In the modern world, there is no such thing as a ‘private incident’. Any incident that affects people or impacts on them in some way, can be considered as potentially global in the nature of the media coverage it can attract, both from traditional news sources – television and newspapers – and modern – social media in its various forms. The ability to manage that message, and to use it to protect an organisation’s reputation, is a critical part of any crisis response operation. Recent examples that have hit the headlines, and from wildly different events, include the failure of the local council in north London to response effectively or appropriately to the Grenfell Tower fire disaster, the failure of British Airways to respond effectively when the failure of its ticket-booking system led to the disruption of hundreds of flights worldwide (and which they initially blamed on a minor power failure), and the catastrophic response of United Airlines when two security staff were filed dragging a passenger of one of its planes after they had over-booked the seats. The fact that the mobile-phone footage on the United Airlines incident went viral (together with the failure of the CEO to respond effectively), led to United losing $900 million in two days from their share price. Social media is a powerful tool that can allow an organisation to be in the best position to manage and influence the response to any incident it is involved in, but just as with any aspect of emergency response and crisis management, that capability cannot be created in the middle of an actual crisis event. The ability to plan and for and prepare the organisation to make the maximum use of social media in order to protect its own reputation and brand value is one of the critical aspects of any modern crisis response framework.
Point 10: Effective CM Capabilities are Dependent on Sustained Support from the C-Suite
As important as the individual skills are, it is the corporate risk attitude and culture that will have the greatest impact on the ability of the organisation to identify potential crises at the earliest opportunity, to respond in a timely and appropriate manner, and to embody the concepts of organisational resilience that will allow the speediest recovery in the post-crisis period.
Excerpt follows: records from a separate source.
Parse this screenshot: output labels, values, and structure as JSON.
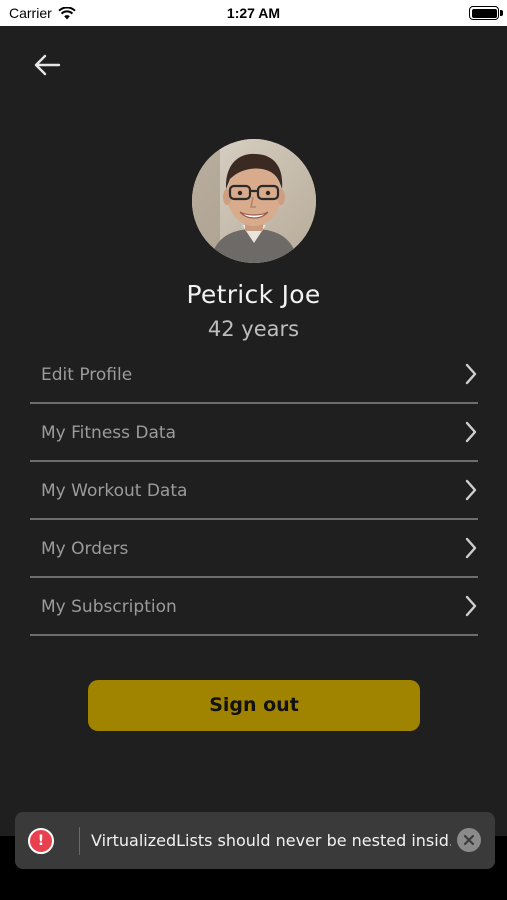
{
  "status_bar": {
    "carrier": "Carrier",
    "time": "1:27 AM"
  },
  "header": {
    "back_icon": "arrow-left-icon"
  },
  "profile": {
    "name": "Petrick Joe",
    "age": "42 years"
  },
  "menu": {
    "items": [
      {
        "label": "Edit Profile"
      },
      {
        "label": "My Fitness Data"
      },
      {
        "label": "My Workout Data"
      },
      {
        "label": "My Orders"
      },
      {
        "label": "My Subscription"
      }
    ]
  },
  "actions": {
    "sign_out": "Sign out"
  },
  "toast": {
    "message": "VirtualizedLists should never be nested insid...",
    "icon": "warning-icon",
    "accent": "#e8404f"
  },
  "colors": {
    "background": "#1f1f1f",
    "accent": "#a08400"
  }
}
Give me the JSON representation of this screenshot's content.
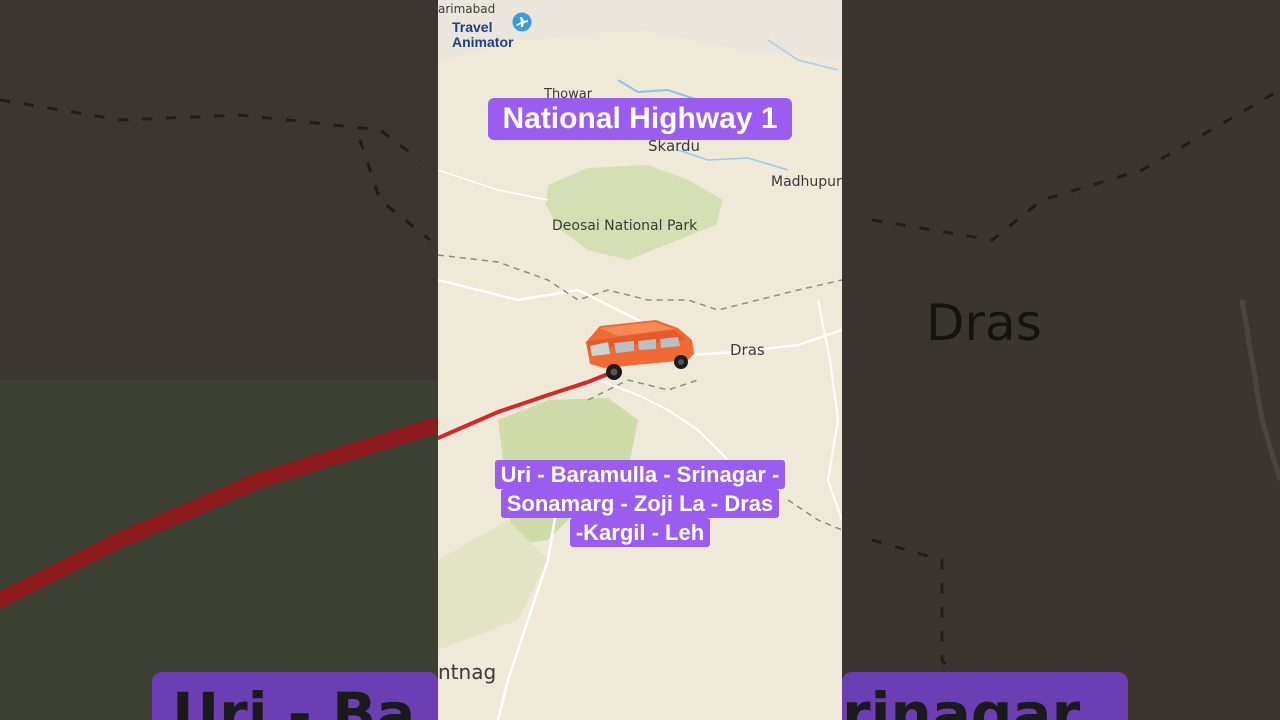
{
  "video": {
    "title": "National Highway 1",
    "route_lines": [
      "Uri - Baramulla - Srinagar -",
      "Sonamarg - Zoji La - Dras",
      "-Kargil - Leh"
    ]
  },
  "brand": {
    "line1": "Travel",
    "line2": "Animator",
    "color": "#1e3f80",
    "accent": "#3a9be0"
  },
  "map": {
    "labels": {
      "farimabad": "arimabad",
      "thowar": "Thowar",
      "skardu": "Skardu",
      "madhupur": "Madhupur",
      "deosai": "Deosai National Park",
      "dras": "Dras",
      "anantnag": "ntnag"
    },
    "route_color": "#d8262b",
    "vehicle": "orange-car",
    "vehicle_color": "#f06a35",
    "park_color": "#cfe1b3",
    "land_color": "#efe9d8"
  },
  "background": {
    "dras_label": "Dras",
    "caption_left": "Uri - Ba",
    "caption_right": "rinagar"
  },
  "colors": {
    "caption_bg": "#9b5cf0",
    "caption_text": "#ffffff"
  }
}
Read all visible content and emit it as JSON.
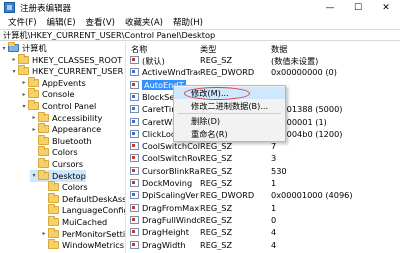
{
  "window": {
    "title": "注册表编辑器",
    "controls": [
      "—",
      "☐",
      "✕"
    ]
  },
  "menu": [
    "文件(F)",
    "编辑(E)",
    "查看(V)",
    "收藏夹(A)",
    "帮助(H)"
  ],
  "address": "计算机\\HKEY_CURRENT_USER\\Control Panel\\Desktop",
  "tree": [
    {
      "label": "计算机",
      "arrow": "▾",
      "folder": false
    },
    {
      "label": "HKEY_CLASSES_ROOT",
      "arrow": "▸"
    },
    {
      "label": "HKEY_CURRENT_USER",
      "arrow": "▾"
    },
    {
      "label": "AppEvents",
      "arrow": "▸"
    },
    {
      "label": "Console",
      "arrow": "▸"
    },
    {
      "label": "Control Panel",
      "arrow": "▾"
    },
    {
      "label": "Accessibility",
      "arrow": "▸"
    },
    {
      "label": "Appearance",
      "arrow": "▸"
    },
    {
      "label": "Bluetooth",
      "arrow": ""
    },
    {
      "label": "Colors",
      "arrow": ""
    },
    {
      "label": "Cursors",
      "arrow": ""
    },
    {
      "label": "Desktop",
      "arrow": "▾",
      "selected": true
    },
    {
      "label": "Colors",
      "arrow": ""
    },
    {
      "label": "DefaultDeskAss",
      "arrow": ""
    },
    {
      "label": "LanguageConfig",
      "arrow": ""
    },
    {
      "label": "MuiCached",
      "arrow": ""
    },
    {
      "label": "PerMonitorSetti",
      "arrow": "▸"
    },
    {
      "label": "WindowMetrics",
      "arrow": ""
    }
  ],
  "list": {
    "headers": {
      "name": "名称",
      "type": "类型",
      "data": "数据"
    },
    "rows": [
      {
        "name": "(默认)",
        "type": "REG_SZ",
        "data": "(数值未设置)",
        "kind": "sz"
      },
      {
        "name": "ActiveWndTrac...",
        "type": "REG_DWORD",
        "data": "0x00000000 (0)",
        "kind": "bin"
      },
      {
        "name": "AutoEndT",
        "type": "",
        "data": "",
        "kind": "sz",
        "highlighted": true
      },
      {
        "name": "BlockSen",
        "type": "",
        "data": "",
        "kind": "bin"
      },
      {
        "name": "CaretTim",
        "type": "",
        "data": "00001388 (5000)",
        "kind": "bin"
      },
      {
        "name": "CaretWid",
        "type": "",
        "data": "00000001 (1)",
        "kind": "bin"
      },
      {
        "name": "ClickLoc",
        "type": "",
        "data": "000004b0 (1200)",
        "kind": "bin"
      },
      {
        "name": "CoolSwitchCol...",
        "type": "REG_SZ",
        "data": "7",
        "kind": "sz"
      },
      {
        "name": "CoolSwitchRows",
        "type": "REG_SZ",
        "data": "3",
        "kind": "sz"
      },
      {
        "name": "CursorBlinkRate",
        "type": "REG_SZ",
        "data": "530",
        "kind": "sz"
      },
      {
        "name": "DockMoving",
        "type": "REG_SZ",
        "data": "1",
        "kind": "sz"
      },
      {
        "name": "DpiScalingVer",
        "type": "REG_DWORD",
        "data": "0x00001000 (4096)",
        "kind": "bin"
      },
      {
        "name": "DragFromMaxi...",
        "type": "REG_SZ",
        "data": "1",
        "kind": "sz"
      },
      {
        "name": "DragFullWindo...",
        "type": "REG_SZ",
        "data": "0",
        "kind": "sz"
      },
      {
        "name": "DragHeight",
        "type": "REG_SZ",
        "data": "4",
        "kind": "sz"
      },
      {
        "name": "DragWidth",
        "type": "REG_SZ",
        "data": "4",
        "kind": "sz"
      }
    ]
  },
  "context_menu": {
    "items": [
      "修改(M)...",
      "修改二进制数据(B)...",
      "删除(D)",
      "重命名(R)"
    ],
    "hover_index": 0
  }
}
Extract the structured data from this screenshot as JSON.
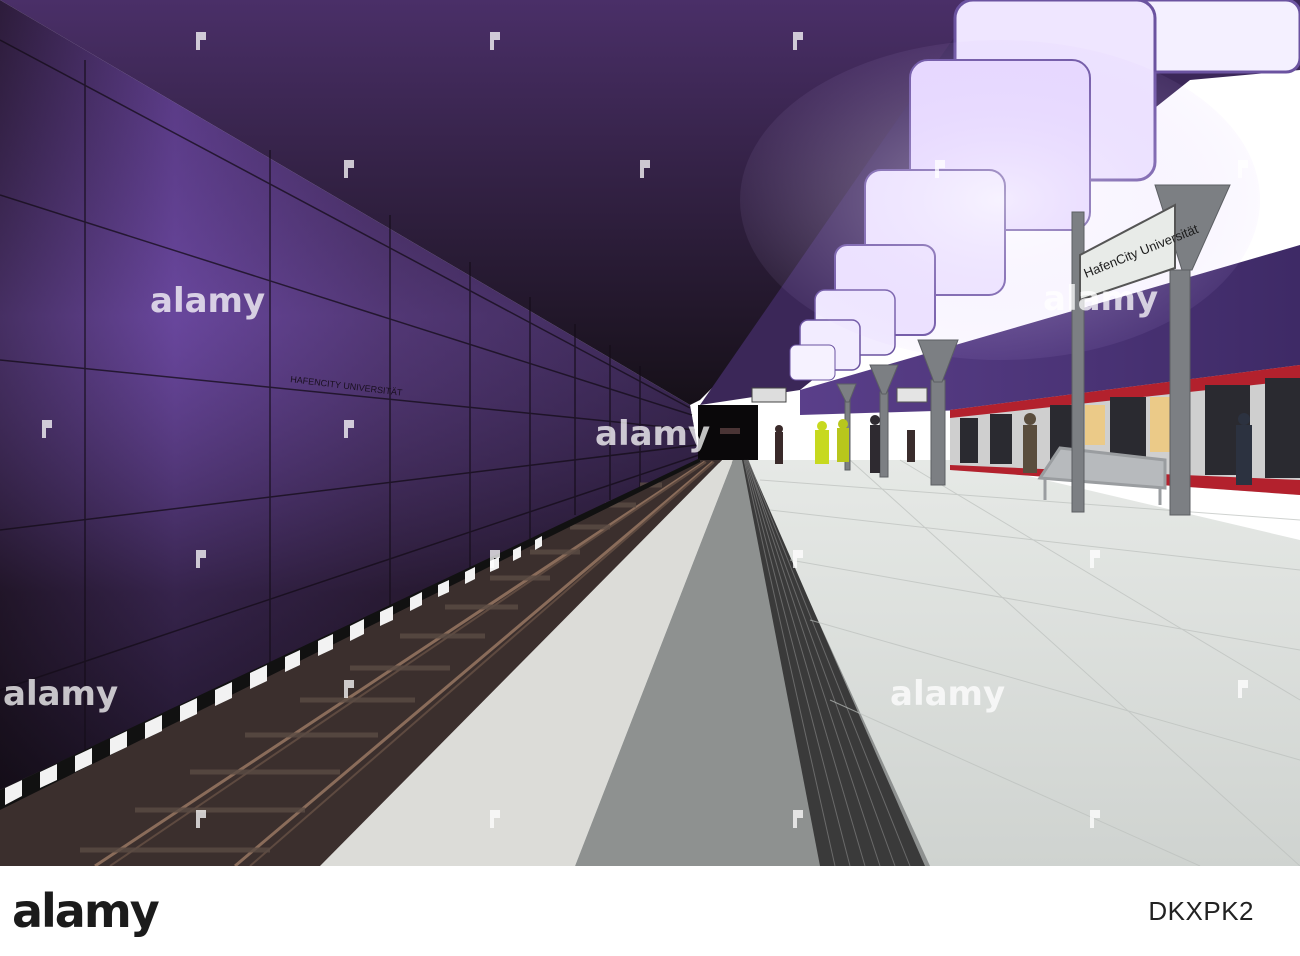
{
  "scene": {
    "station_sign": "HafenCity Universität",
    "wall_lettering": "HAFENCITY UNIVERSITÄT"
  },
  "watermark": {
    "brand": "alamy"
  },
  "footer": {
    "brand": "alamy",
    "stock_id": "DKXPK2"
  },
  "colors": {
    "wall_purple": "#6b4aa0",
    "light_panel": "#efe8ff",
    "platform_floor": "#d8dad8",
    "track_bed": "#3b2f2d",
    "train_red": "#b3212d"
  }
}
Real crisis management does not start when a crisis is discovered, but is an embodied value intrinsic to every aspect of an effective organisation’s operation. We put this tenth point in as the last one, because we consider it to be the killer argument, the one that we want our audience to remember at the end of our presentation to the Executive Committee, that they will carry with them, and which – hopefully - they can then use to support the development of an on-going, organisational capability development programme.
Point 11 ... Point 12 ...
Although it is nice to make lists, and it gives us a feeling that we can bring some sort of order and coherence to what is often a chaotic and incoherent reality, these ten points are only a guideline to what could more appropriately be considered as a corporate attitude or ethos.
As you may have noticed, we have left two points blank. That is because there are a whole load of possibilities that we could put in there, but it is up to each person and each organisation to decide for themselves what the final two points should be that are most appropriate to their own needs and requirements.
Some possibilities for Points 10 and 11:
Deltar Training Solutions
Deltar Training Solutions runs a range of specialist risk and crisis management training programmes around the world, including three-day Level 4 Management Awards in Strategic Risk and Crisis Management, and a 12-month distance-learning Level 6 Diploma in Strategic Risk and Crisis Management. Both qualifications are accredited through Ofqual, the UK government’s registry of qualifications.
Dr David Rubens DSyRM, CSyP, FSyI is widely recognised as one of the leading authorities in strategic risk and crisis management, having worked at the highest level of academia, corporate and government risk and crisis management programmes. He currently runs the Deltar Training programmes around the world.